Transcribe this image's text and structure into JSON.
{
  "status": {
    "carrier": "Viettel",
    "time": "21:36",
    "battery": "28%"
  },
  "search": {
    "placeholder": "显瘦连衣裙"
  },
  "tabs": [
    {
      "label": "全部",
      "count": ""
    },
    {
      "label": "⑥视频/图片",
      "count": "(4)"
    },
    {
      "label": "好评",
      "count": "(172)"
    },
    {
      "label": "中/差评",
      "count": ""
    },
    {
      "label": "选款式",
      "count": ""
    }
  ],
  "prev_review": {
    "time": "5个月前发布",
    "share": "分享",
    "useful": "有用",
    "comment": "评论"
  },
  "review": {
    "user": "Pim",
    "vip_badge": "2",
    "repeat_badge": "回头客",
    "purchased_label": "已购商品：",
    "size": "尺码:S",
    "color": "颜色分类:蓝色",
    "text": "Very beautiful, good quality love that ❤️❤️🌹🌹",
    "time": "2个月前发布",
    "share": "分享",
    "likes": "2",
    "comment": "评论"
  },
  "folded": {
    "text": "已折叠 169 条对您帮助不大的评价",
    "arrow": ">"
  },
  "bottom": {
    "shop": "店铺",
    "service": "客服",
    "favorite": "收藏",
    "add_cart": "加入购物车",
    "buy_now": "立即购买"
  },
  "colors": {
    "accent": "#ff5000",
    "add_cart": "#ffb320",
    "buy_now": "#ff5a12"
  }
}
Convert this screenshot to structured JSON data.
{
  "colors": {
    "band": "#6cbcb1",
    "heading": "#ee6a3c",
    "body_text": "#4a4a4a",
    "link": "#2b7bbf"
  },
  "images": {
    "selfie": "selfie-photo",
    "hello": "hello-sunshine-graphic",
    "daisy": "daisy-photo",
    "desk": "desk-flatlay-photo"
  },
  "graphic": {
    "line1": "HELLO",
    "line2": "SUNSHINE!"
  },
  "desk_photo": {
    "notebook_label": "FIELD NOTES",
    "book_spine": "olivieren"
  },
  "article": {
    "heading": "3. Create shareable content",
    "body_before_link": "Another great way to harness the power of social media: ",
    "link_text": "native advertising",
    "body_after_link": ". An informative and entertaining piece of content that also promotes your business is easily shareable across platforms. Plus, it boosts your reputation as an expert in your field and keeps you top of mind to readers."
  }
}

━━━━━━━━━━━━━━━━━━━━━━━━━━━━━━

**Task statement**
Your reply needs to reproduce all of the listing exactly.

**Solution to this task**
Transcribe this image's text and structure into JSON.
{
  "status": {
    "carrier": "Viettel",
    "time": "21:36",
    "battery": "28%"
  },
  "search": {
    "placeholder": "显瘦连衣裙"
  },
  "tabs": [
    {
      "label": "全部",
      "count": ""
    },
    {
      "label": "⑥视频/图片",
      "count": "(4)"
    },
    {
      "label": "好评",
      "count": "(172)"
    },
    {
      "label": "中/差评",
      "count": ""
    },
    {
      "label": "选款式",
      "count": ""
    }
  ],
  "prev_review": {
    "time": "5个月前发布",
    "share": "分享",
    "useful": "有用",
    "comment": "评论"
  },
  "review": {
    "user": "Pim",
    "vip_badge": "2",
    "repeat_badge": "回头客",
    "purchased_label": "已购商品：",
    "size": "尺码:S",
    "color": "颜色分类:蓝色",
    "text": "Very beautiful, good quality love that ❤️❤️🌹🌹",
    "time": "2个月前发布",
    "share": "分享",
    "likes": "2",
    "comment": "评论"
  },
  "folded": {
    "text": "已折叠 169 条对您帮助不大的评价",
    "arrow": ">"
  },
  "bottom": {
    "shop": "店铺",
    "service": "客服",
    "favorite": "收藏",
    "add_cart": "加入购物车",
    "buy_now": "立即购买"
  },
  "colors": {
    "accent": "#ff5000",
    "add_cart": "#ffb320",
    "buy_now": "#ff5a12"
  }
}
Convert this screenshot to structured JSON data.
{
  "colors": {
    "band": "#6cbcb1",
    "heading": "#ee6a3c",
    "body_text": "#4a4a4a",
    "link": "#2b7bbf"
  },
  "images": {
    "selfie": "selfie-photo",
    "hello": "hello-sunshine-graphic",
    "daisy": "daisy-photo",
    "desk": "desk-flatlay-photo"
  },
  "graphic": {
    "line1": "HELLO",
    "line2": "SUNSHINE!"
  },
  "desk_photo": {
    "notebook_label": "FIELD NOTES",
    "book_spine": "olivieren"
  },
  "article": {
    "heading": "3. Create shareable content",
    "body_before_link": "Another great way to harness the power of social media: ",
    "link_text": "native advertising",
    "body_after_link": ". An informative and entertaining piece of content that also promotes your business is easily shareable across platforms. Plus, it boosts your reputation as an expert in your field and keeps you top of mind to readers."
  }
}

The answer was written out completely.